There are only a handful of bikes when I get to the store.  After getting a room and unloading my gear I walk back outside and pause, lifting my eyes toward the famous road, rising up the hill before disappearing into the trees.  I wonder what I always wonder when I come down here:  what must it be like to live around here, to be able to ride this road every day?  Then I’m mounting back up.  I can at least ride it today.


Hours later, sitting outside my room and enjoying the last hour of daylight, immersed in the quiet tiredness that comes after a long day of riding in the mountains, I realize suddenly that I feel good again.  I had almost forgotten what it feels like.

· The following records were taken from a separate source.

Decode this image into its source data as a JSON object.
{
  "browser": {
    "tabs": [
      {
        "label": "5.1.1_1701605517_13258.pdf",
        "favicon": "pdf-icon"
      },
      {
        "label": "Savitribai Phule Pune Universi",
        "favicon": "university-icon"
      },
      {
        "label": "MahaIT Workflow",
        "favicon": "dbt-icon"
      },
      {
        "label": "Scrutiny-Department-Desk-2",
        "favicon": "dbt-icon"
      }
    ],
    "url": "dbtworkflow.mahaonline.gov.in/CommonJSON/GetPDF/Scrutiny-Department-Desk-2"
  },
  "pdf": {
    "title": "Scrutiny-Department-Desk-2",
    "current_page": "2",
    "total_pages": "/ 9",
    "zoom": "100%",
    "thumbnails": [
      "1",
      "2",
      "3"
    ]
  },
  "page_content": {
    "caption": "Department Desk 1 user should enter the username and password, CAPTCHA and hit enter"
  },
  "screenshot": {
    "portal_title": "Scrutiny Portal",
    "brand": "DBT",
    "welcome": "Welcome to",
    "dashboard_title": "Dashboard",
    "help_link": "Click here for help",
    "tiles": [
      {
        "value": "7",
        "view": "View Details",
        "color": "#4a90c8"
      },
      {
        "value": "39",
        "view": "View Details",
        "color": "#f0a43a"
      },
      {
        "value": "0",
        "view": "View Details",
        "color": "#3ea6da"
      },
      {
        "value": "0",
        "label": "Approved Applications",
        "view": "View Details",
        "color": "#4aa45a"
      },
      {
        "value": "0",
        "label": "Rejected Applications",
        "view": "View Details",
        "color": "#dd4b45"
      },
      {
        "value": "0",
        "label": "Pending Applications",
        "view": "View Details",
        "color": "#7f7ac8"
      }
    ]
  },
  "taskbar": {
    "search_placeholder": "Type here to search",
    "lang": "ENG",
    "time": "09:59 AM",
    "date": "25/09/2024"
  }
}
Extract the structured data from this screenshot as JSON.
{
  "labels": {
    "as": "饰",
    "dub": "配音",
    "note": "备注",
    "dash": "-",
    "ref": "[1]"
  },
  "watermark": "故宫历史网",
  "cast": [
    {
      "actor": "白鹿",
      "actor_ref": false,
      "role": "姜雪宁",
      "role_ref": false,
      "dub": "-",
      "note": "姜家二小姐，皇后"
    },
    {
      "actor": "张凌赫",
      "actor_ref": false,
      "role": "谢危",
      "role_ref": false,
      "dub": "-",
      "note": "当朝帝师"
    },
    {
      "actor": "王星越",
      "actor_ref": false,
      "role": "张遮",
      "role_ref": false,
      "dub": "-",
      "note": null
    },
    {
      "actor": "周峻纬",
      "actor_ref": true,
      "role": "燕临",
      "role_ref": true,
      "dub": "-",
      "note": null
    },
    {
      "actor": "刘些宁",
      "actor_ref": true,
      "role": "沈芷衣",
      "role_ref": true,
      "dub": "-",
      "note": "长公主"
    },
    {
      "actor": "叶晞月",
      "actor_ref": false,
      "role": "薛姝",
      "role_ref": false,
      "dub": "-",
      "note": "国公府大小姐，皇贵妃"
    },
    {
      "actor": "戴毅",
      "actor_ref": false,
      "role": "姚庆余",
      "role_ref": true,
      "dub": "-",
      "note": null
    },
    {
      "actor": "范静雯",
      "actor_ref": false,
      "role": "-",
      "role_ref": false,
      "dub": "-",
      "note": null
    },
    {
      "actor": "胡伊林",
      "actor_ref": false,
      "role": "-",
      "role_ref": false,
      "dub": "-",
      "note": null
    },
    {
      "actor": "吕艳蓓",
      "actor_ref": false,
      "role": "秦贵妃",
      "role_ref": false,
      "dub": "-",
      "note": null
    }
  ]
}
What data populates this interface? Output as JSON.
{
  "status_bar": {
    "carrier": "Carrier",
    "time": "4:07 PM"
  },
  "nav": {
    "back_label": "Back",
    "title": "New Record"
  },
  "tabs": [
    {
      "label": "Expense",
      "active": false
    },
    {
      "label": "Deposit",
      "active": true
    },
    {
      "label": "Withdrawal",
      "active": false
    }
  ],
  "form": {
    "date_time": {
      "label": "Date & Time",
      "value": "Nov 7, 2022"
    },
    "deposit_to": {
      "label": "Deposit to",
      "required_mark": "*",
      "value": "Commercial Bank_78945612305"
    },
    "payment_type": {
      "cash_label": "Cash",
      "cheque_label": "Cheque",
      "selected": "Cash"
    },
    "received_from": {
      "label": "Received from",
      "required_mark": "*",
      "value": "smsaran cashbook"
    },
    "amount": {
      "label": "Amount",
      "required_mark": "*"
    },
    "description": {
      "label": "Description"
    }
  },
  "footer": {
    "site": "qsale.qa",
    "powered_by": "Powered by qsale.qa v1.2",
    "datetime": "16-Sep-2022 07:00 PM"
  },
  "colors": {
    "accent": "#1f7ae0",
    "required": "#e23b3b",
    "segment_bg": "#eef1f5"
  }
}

The next morning has me on that 52-mile road which I so love, and which seems to put the finishing touches on restoring some perspective for me.  By the time I finish my hour-and-a-half loop and get back to the store I find it crawling with bikes, riders resting between runs through the Gap.  After gassing the BMW I wander through the crowd, checking out the different bikes and all the different modifications.  One bike, especially, draws my attention - a blue and white GSX-R1000, the same one which is the subject of all those articles I’ve been reading.  This one has just come through the Gap and its front disks are burnt blue, the rotors still sizzling hot.  The Suzuki’s owner and I talk for a while, and somewhere in that few minutes of talking and looking, a switch gets thrown.


It only takes fifteen minutes to return to my room, pack my gear, and turn in my key.  I’m already calculating the quickest way to get home.  It’s 11am, less than four weeks until my next track day.  When I left a couple days ago, my dealer had one left.   



© 2002 Jeff Hughes